* Task statement *
For this exercise, write out each entry below exactly as it reads.

(Page and application data records)
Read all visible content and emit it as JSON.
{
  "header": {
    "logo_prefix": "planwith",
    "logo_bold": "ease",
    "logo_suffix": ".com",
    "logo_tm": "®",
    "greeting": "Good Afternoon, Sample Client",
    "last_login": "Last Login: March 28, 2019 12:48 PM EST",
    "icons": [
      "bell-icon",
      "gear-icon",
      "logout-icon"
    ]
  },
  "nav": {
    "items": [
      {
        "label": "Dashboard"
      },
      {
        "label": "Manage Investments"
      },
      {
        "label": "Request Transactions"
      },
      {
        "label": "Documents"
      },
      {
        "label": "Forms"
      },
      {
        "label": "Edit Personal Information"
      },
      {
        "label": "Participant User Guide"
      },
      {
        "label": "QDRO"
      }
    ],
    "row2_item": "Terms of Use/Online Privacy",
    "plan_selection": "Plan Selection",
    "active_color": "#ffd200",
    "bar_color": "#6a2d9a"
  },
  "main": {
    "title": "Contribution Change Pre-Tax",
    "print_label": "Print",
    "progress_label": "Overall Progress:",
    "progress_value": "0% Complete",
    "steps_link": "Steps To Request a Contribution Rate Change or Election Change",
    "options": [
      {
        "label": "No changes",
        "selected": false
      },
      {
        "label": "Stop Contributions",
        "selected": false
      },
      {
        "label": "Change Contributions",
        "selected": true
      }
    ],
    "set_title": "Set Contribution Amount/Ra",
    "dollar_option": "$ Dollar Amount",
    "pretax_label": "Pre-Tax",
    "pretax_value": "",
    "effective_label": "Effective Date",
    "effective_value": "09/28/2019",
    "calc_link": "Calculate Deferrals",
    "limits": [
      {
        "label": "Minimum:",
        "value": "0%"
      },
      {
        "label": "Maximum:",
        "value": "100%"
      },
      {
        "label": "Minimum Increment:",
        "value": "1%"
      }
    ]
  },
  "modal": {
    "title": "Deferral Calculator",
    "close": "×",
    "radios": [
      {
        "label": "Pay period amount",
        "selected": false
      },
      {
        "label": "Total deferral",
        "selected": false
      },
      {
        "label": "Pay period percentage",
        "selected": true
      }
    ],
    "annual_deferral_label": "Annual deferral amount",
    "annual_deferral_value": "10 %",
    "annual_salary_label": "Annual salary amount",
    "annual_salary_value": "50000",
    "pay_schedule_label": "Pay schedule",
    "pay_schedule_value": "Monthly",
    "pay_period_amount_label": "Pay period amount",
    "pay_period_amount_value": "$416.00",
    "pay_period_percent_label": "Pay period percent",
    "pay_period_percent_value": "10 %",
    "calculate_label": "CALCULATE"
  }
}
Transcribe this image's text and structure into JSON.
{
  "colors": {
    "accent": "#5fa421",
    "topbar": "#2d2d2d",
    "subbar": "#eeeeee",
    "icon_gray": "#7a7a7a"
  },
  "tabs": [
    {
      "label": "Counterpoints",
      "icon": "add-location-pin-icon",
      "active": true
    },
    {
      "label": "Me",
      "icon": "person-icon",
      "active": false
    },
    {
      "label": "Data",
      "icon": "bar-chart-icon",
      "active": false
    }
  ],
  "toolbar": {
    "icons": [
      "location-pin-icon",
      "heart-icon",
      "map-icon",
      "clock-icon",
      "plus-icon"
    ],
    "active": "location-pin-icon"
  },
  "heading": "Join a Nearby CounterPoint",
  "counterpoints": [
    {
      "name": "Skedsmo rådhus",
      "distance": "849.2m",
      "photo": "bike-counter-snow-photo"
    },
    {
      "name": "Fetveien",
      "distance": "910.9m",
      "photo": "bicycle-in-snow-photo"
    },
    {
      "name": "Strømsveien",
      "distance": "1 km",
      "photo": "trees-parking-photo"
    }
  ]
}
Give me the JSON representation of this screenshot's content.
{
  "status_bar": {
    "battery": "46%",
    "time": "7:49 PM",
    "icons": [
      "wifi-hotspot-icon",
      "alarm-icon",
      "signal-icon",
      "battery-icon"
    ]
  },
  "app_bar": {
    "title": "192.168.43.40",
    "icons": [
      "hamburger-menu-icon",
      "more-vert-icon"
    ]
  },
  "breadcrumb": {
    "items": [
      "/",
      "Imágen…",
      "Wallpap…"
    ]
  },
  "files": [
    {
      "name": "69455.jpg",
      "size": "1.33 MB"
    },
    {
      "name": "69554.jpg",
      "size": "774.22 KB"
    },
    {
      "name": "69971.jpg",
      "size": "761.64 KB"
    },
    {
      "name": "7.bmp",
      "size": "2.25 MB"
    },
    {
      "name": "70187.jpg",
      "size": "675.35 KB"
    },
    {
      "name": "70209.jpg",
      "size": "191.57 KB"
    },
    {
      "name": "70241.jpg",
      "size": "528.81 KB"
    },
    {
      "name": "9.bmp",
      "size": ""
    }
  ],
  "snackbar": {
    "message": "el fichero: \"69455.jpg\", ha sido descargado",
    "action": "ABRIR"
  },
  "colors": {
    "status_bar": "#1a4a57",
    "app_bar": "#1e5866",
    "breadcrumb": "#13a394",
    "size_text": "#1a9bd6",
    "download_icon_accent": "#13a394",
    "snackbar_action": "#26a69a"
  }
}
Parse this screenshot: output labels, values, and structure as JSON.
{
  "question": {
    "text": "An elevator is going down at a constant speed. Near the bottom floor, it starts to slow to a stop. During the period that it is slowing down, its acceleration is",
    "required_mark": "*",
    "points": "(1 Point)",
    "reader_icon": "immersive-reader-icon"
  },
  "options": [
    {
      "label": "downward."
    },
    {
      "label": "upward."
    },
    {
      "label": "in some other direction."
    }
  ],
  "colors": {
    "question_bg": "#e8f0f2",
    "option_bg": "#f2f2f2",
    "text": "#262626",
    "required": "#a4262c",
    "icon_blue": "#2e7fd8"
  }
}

* Solution to this exercise *
Read all visible content and emit it as JSON.
{
  "header": {
    "logo_prefix": "planwith",
    "logo_bold": "ease",
    "logo_suffix": ".com",
    "logo_tm": "®",
    "greeting": "Good Afternoon, Sample Client",
    "last_login": "Last Login: March 28, 2019 12:48 PM EST",
    "icons": [
      "bell-icon",
      "gear-icon",
      "logout-icon"
    ]
  },
  "nav": {
    "items": [
      {
        "label": "Dashboard"
      },
      {
        "label": "Manage Investments"
      },
      {
        "label": "Request Transactions"
      },
      {
        "label": "Documents"
      },
      {
        "label": "Forms"
      },
      {
        "label": "Edit Personal Information"
      },
      {
        "label": "Participant User Guide"
      },
      {
        "label": "QDRO"
      }
    ],
    "row2_item": "Terms of Use/Online Privacy",
    "plan_selection": "Plan Selection",
    "active_color": "#ffd200",
    "bar_color": "#6a2d9a"
  },
  "main": {
    "title": "Contribution Change Pre-Tax",
    "print_label": "Print",
    "progress_label": "Overall Progress:",
    "progress_value": "0% Complete",
    "steps_link": "Steps To Request a Contribution Rate Change or Election Change",
    "options": [
      {
        "label": "No changes",
        "selected": false
      },
      {
        "label": "Stop Contributions",
        "selected": false
      },
      {
        "label": "Change Contributions",
        "selected": true
      }
    ],
    "set_title": "Set Contribution Amount/Ra",
    "dollar_option": "$ Dollar Amount",
    "pretax_label": "Pre-Tax",
    "pretax_value": "",
    "effective_label": "Effective Date",
    "effective_value": "09/28/2019",
    "calc_link": "Calculate Deferrals",
    "limits": [
      {
        "label": "Minimum:",
        "value": "0%"
      },
      {
        "label": "Maximum:",
        "value": "100%"
      },
      {
        "label": "Minimum Increment:",
        "value": "1%"
      }
    ]
  },
  "modal": {
    "title": "Deferral Calculator",
    "close": "×",
    "radios": [
      {
        "label": "Pay period amount",
        "selected": false
      },
      {
        "label": "Total deferral",
        "selected": false
      },
      {
        "label": "Pay period percentage",
        "selected": true
      }
    ],
    "annual_deferral_label": "Annual deferral amount",
    "annual_deferral_value": "10 %",
    "annual_salary_label": "Annual salary amount",
    "annual_salary_value": "50000",
    "pay_schedule_label": "Pay schedule",
    "pay_schedule_value": "Monthly",
    "pay_period_amount_label": "Pay period amount",
    "pay_period_amount_value": "$416.00",
    "pay_period_percent_label": "Pay period percent",
    "pay_period_percent_value": "10 %",
    "calculate_label": "CALCULATE"
  }
}
Transcribe this image's text and structure into JSON.
{
  "colors": {
    "accent": "#5fa421",
    "topbar": "#2d2d2d",
    "subbar": "#eeeeee",
    "icon_gray": "#7a7a7a"
  },
  "tabs": [
    {
      "label": "Counterpoints",
      "icon": "add-location-pin-icon",
      "active": true
    },
    {
      "label": "Me",
      "icon": "person-icon",
      "active": false
    },
    {
      "label": "Data",
      "icon": "bar-chart-icon",
      "active": false
    }
  ],
  "toolbar": {
    "icons": [
      "location-pin-icon",
      "heart-icon",
      "map-icon",
      "clock-icon",
      "plus-icon"
    ],
    "active": "location-pin-icon"
  },
  "heading": "Join a Nearby CounterPoint",
  "counterpoints": [
    {
      "name": "Skedsmo rådhus",
      "distance": "849.2m",
      "photo": "bike-counter-snow-photo"
    },
    {
      "name": "Fetveien",
      "distance": "910.9m",
      "photo": "bicycle-in-snow-photo"
    },
    {
      "name": "Strømsveien",
      "distance": "1 km",
      "photo": "trees-parking-photo"
    }
  ]
}
Give me the JSON representation of this screenshot's content.
{
  "status_bar": {
    "battery": "46%",
    "time": "7:49 PM",
    "icons": [
      "wifi-hotspot-icon",
      "alarm-icon",
      "signal-icon",
      "battery-icon"
    ]
  },
  "app_bar": {
    "title": "192.168.43.40",
    "icons": [
      "hamburger-menu-icon",
      "more-vert-icon"
    ]
  },
  "breadcrumb": {
    "items": [
      "/",
      "Imágen…",
      "Wallpap…"
    ]
  },
  "files": [
    {
      "name": "69455.jpg",
      "size": "1.33 MB"
    },
    {
      "name": "69554.jpg",
      "size": "774.22 KB"
    },
    {
      "name": "69971.jpg",
      "size": "761.64 KB"
    },
    {
      "name": "7.bmp",
      "size": "2.25 MB"
    },
    {
      "name": "70187.jpg",
      "size": "675.35 KB"
    },
    {
      "name": "70209.jpg",
      "size": "191.57 KB"
    },
    {
      "name": "70241.jpg",
      "size": "528.81 KB"
    },
    {
      "name": "9.bmp",
      "size": ""
    }
  ],
  "snackbar": {
    "message": "el fichero: \"69455.jpg\", ha sido descargado",
    "action": "ABRIR"
  },
  "colors": {
    "status_bar": "#1a4a57",
    "app_bar": "#1e5866",
    "breadcrumb": "#13a394",
    "size_text": "#1a9bd6",
    "download_icon_accent": "#13a394",
    "snackbar_action": "#26a69a"
  }
}
Parse this screenshot: output labels, values, and structure as JSON.
{
  "question": {
    "text": "An elevator is going down at a constant speed. Near the bottom floor, it starts to slow to a stop. During the period that it is slowing down, its acceleration is",
    "required_mark": "*",
    "points": "(1 Point)",
    "reader_icon": "immersive-reader-icon"
  },
  "options": [
    {
      "label": "downward."
    },
    {
      "label": "upward."
    },
    {
      "label": "in some other direction."
    }
  ],
  "colors": {
    "question_bg": "#e8f0f2",
    "option_bg": "#f2f2f2",
    "text": "#262626",
    "required": "#a4262c",
    "icon_blue": "#2e7fd8"
  }
}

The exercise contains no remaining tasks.